# Given data:
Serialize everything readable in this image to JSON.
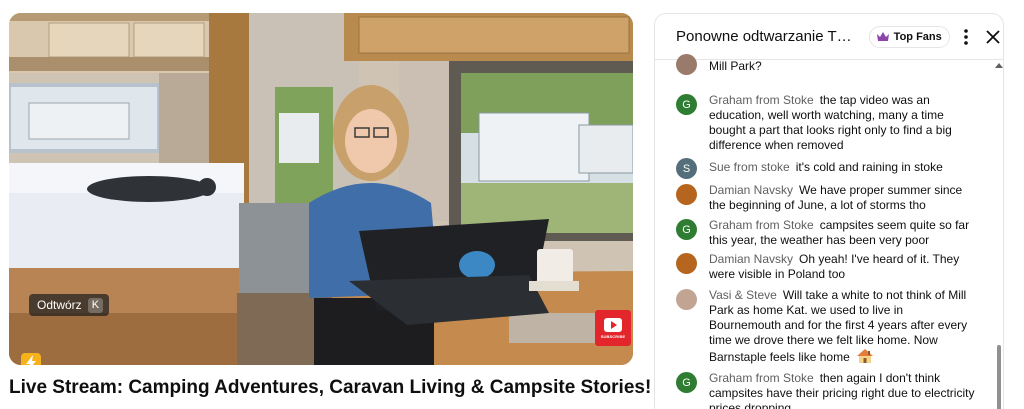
{
  "player": {
    "play_hint": "Odtwórz",
    "play_key": "K",
    "subscribe_text": "SUBSCRIBE"
  },
  "video": {
    "title": "Live Stream: Camping Adventures, Caravan Living & Campsite Stories!"
  },
  "chat": {
    "title": "Ponowne odtwarzanie T…",
    "filter_label": "Top Fans",
    "messages": [
      {
        "author": "",
        "text": "Mill Park?",
        "avatar_color": "#9a7a6a",
        "avatar_initial": ""
      },
      {
        "author": "Graham from Stoke",
        "text": "the tap video was an education, well worth watching, many a time bought a part that looks right only to find a big difference when removed",
        "avatar_color": "#2e7d32",
        "avatar_initial": "G"
      },
      {
        "author": "Sue from stoke",
        "text": "it's cold and raining in stoke",
        "avatar_color": "#546e7a",
        "avatar_initial": "S"
      },
      {
        "author": "Damian Navsky",
        "text": "We have proper summer since the beginning of June, a lot of storms tho",
        "avatar_color": "#b5651d",
        "avatar_initial": ""
      },
      {
        "author": "Graham from Stoke",
        "text": "campsites seem quite so far this year, the weather has been very poor",
        "avatar_color": "#2e7d32",
        "avatar_initial": "G"
      },
      {
        "author": "Damian Navsky",
        "text": "Oh yeah! I've heard of it. They were visible in Poland too",
        "avatar_color": "#b5651d",
        "avatar_initial": ""
      },
      {
        "author": "Vasi & Steve",
        "text": "Will take a white to not think of Mill Park as home Kat. we used to live in Bournemouth and for the first 4 years after every time we drove there we felt like home. Now Barnstaple feels like home",
        "avatar_color": "#c2a493",
        "avatar_initial": ""
      },
      {
        "author": "Graham from Stoke",
        "text": "then again I don't think campsites have their pricing right due to electricity prices dropping",
        "avatar_color": "#2e7d32",
        "avatar_initial": "G"
      }
    ]
  },
  "colors": {
    "subscribe_red": "#e3262b",
    "author_gray": "#606060",
    "fans_purple": "#8e44ad"
  }
}
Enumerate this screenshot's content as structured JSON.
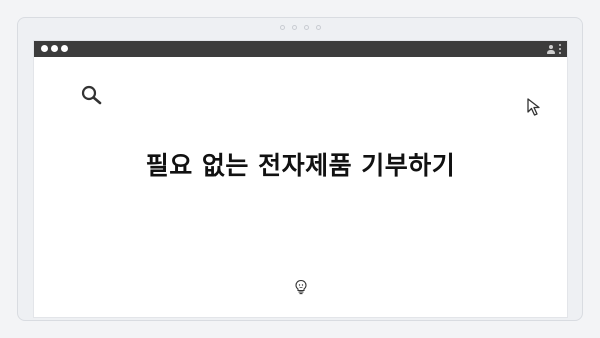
{
  "page": {
    "headline": "필요 없는 전자제품 기부하기"
  },
  "icons": {
    "top_dots": "pagination-dots-icon",
    "traffic_lights": "window-controls-icon",
    "user": "user-icon",
    "menu": "kebab-menu-icon",
    "search": "search-icon",
    "cursor": "cursor-arrow-icon",
    "bulb": "lightbulb-icon"
  },
  "colors": {
    "titlebar": "#3c3c3c",
    "headline_text": "#111111",
    "icon_stroke": "#333333"
  }
}
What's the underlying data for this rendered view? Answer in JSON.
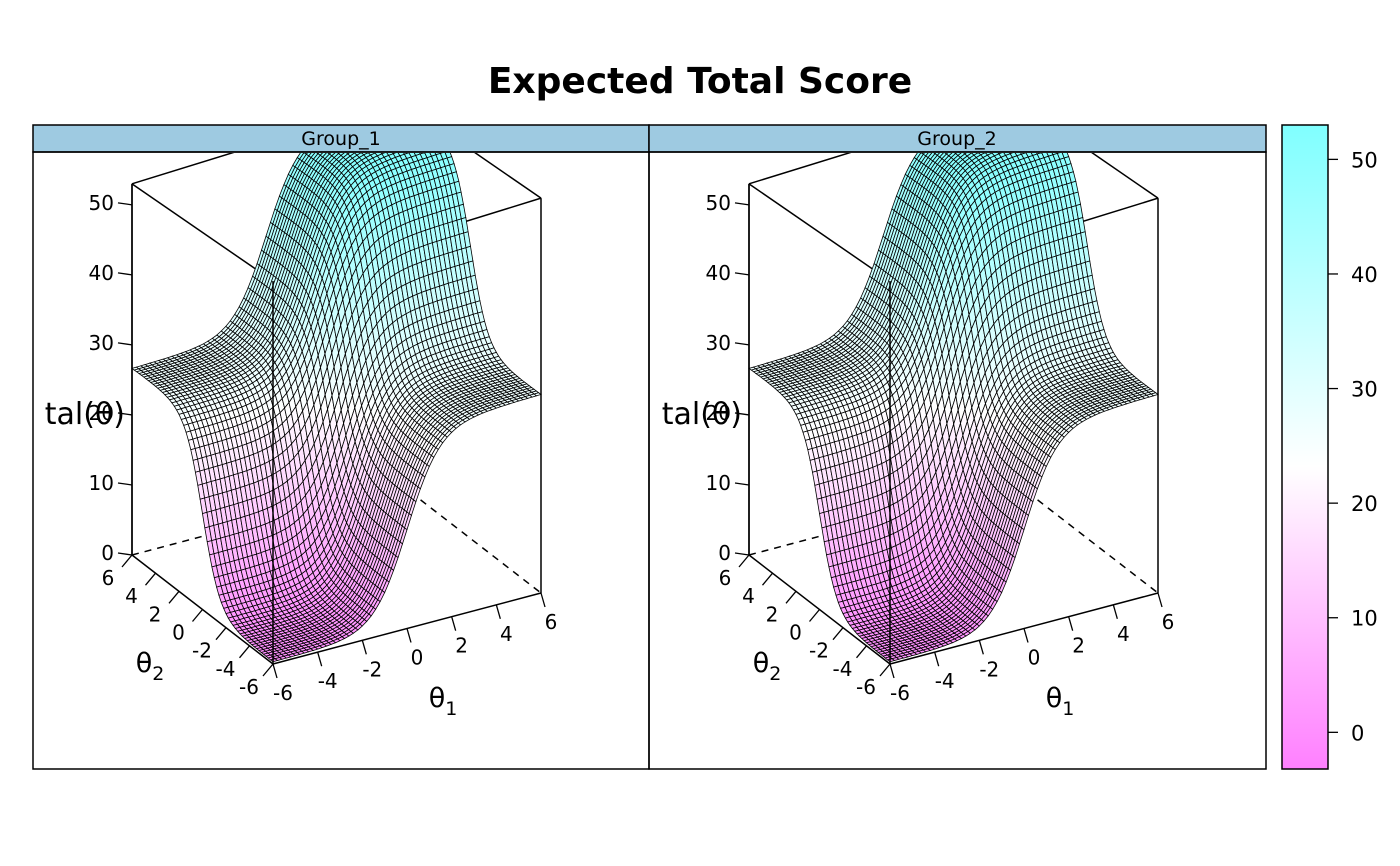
{
  "title": "Expected Total Score",
  "colors": {
    "strip": "#9ECAE1",
    "surface_low": "#FF80FF",
    "surface_mid": "#FFFFFF",
    "surface_high": "#80FFFF",
    "mesh": "#000000"
  },
  "colorkey": {
    "ticks": [
      "0",
      "10",
      "20",
      "30",
      "40",
      "50"
    ],
    "range": [
      -3.2,
      53
    ]
  },
  "chart_data": [
    {
      "type": "surface",
      "panel": "Group_1",
      "xlabel": "θ1",
      "ylabel": "θ2",
      "zlabel": "tal(θ)",
      "xlim": [
        -6,
        6
      ],
      "ylim": [
        -6,
        6
      ],
      "zlim": [
        0,
        53
      ],
      "x_ticks": [
        "-6",
        "-4",
        "-2",
        "0",
        "2",
        "4",
        "6"
      ],
      "y_ticks": [
        "-6",
        "-4",
        "-2",
        "0",
        "2",
        "4",
        "6"
      ],
      "z_ticks": [
        "0",
        "10",
        "20",
        "30",
        "40",
        "50"
      ],
      "grid_n": 61,
      "z_samples": {
        "theta_min_min": 0.3,
        "theta1_max_theta2_min": 26,
        "theta1_min_theta2_max": 26,
        "theta_max_max": 53
      }
    },
    {
      "type": "surface",
      "panel": "Group_2",
      "xlabel": "θ1",
      "ylabel": "θ2",
      "zlabel": "tal(θ)",
      "xlim": [
        -6,
        6
      ],
      "ylim": [
        -6,
        6
      ],
      "zlim": [
        0,
        53
      ],
      "x_ticks": [
        "-6",
        "-4",
        "-2",
        "0",
        "2",
        "4",
        "6"
      ],
      "y_ticks": [
        "-6",
        "-4",
        "-2",
        "0",
        "2",
        "4",
        "6"
      ],
      "z_ticks": [
        "0",
        "10",
        "20",
        "30",
        "40",
        "50"
      ],
      "grid_n": 61,
      "z_samples": {
        "theta_min_min": 0.3,
        "theta1_max_theta2_min": 26,
        "theta1_min_theta2_max": 26,
        "theta_max_max": 53
      }
    }
  ]
}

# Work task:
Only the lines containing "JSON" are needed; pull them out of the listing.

# Exercise response:
Serialize everything readable in this image to JSON.
Enumerate this screenshot's content as structured JSON.
What's the underlying data for this rendered view? Answer in JSON.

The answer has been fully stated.